Thursday 12th March 2015
World Cup Asian Zone Round One First Leg
Sugathadasa Stadium, Colombo, Sri Lanka
Bhutan begin their first ever World Cup campaign on Thursday with an away match against a Sri Lanka side ranked 36 places above them. Coming down from the high Himalayas, they Druk XI will have to adapt not only to a higher ranked opposition, but also to being rather lower at sea level in Sri Lanka’s palm-fringed coastal capital. It will also likely be rather warmer than they are used to.
In a bid to acclimatise, Bhutan have spent the build-up at a training camp in Thailand where temperatures have hit 38 degrees. “We have made good use of the time we had, spending a couple of weeks in Bangkok, that has really helped us to adapt to the weather and the heat,” Bhutan’s skipper Karma Shedrup Tshering (pictured below) said on YouTube. “We are expecting to win, but you never know in the game of football so we just go there, give our best,” added the 28-year-old midfielder.
In an attempt to make the national team a bit more competitive, the Bhutan Football Federation have begin paying a few of the players a monthly fee of around US$160, or 10,000 ngultrum, while the rest of the squad are either students or are holding down other jobs. There is one professional player, striker Chencho Gyeltshen, who currently plays in Thailand for Buriram United.
In a recent interview with the BBC World Service, the Football Federation President Dorji Ugen Tsechup said that Bhutan would be no pushovers. “Sri Lanka is a team that is not way, way beyond the quality level of football that is being played in Bhutan. It would depend on that particular day, how our boys perform, and we are hopeful.”
His positive attitude was matched by winger Kuenga Gyeltshen who told Bhutan’s Kuensel news website: “I cannot guarantee 100 per cent a win. But we’ll fight till the last minute.” While team captain Karma Shedrup Tshering was equally bullish, stating “The world ranking does not matter. It is just a number. It is not a reflection of our performance, but the [very low] frequency of matches that we have played.”
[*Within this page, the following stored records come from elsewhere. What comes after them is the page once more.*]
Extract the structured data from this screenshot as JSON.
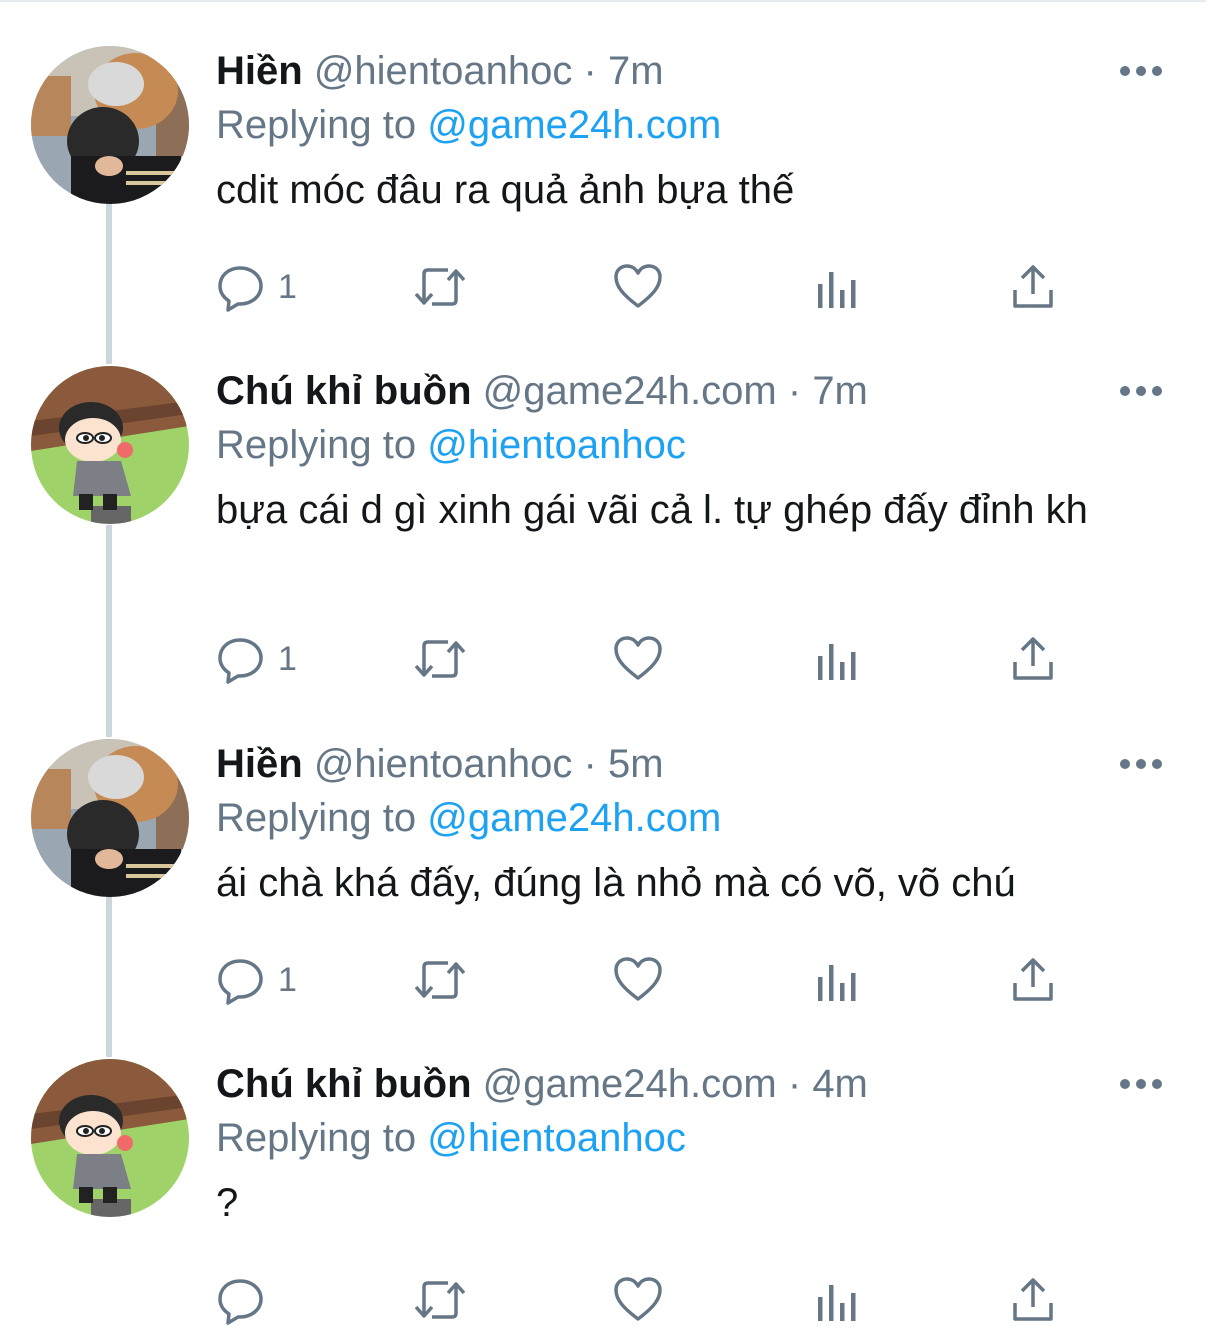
{
  "colors": {
    "text": "#14171a",
    "secondary": "#657786",
    "link": "#1da1f2",
    "thread_line": "#ccd6dd"
  },
  "icons": {
    "reply": "reply-icon",
    "retweet": "retweet-icon",
    "like": "heart-icon",
    "analytics": "analytics-icon",
    "share": "share-icon",
    "more": "more-icon"
  },
  "tweets": [
    {
      "name": "Hiền",
      "handle": "@hientoanhoc",
      "dot": "·",
      "time": "7m",
      "replying_label": "Replying to",
      "replying_to": "@game24h.com",
      "text": "cdit móc đâu ra quả ảnh bựa thế",
      "reply_count": "1"
    },
    {
      "name": "Chú khỉ buồn",
      "handle": "@game24h.com",
      "dot": "·",
      "time": "7m",
      "replying_label": "Replying to",
      "replying_to": "@hientoanhoc",
      "text": "bựa cái d gì xinh gái vãi cả l. tự ghép đấy đỉnh kh",
      "reply_count": "1"
    },
    {
      "name": "Hiền",
      "handle": "@hientoanhoc",
      "dot": "·",
      "time": "5m",
      "replying_label": "Replying to",
      "replying_to": "@game24h.com",
      "text": "ái chà khá đấy, đúng là nhỏ mà có võ, võ chú",
      "reply_count": "1"
    },
    {
      "name": "Chú khỉ buồn",
      "handle": "@game24h.com",
      "dot": "·",
      "time": "4m",
      "replying_label": "Replying to",
      "replying_to": "@hientoanhoc",
      "text": "?",
      "reply_count": ""
    }
  ]
}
The odds are against it of course, having lost to Sri Lanka in all five of their previous meetings, and in only one of those did Bhutan manage to actually find the net themselves. Defeat is likely, but the optimism always endures.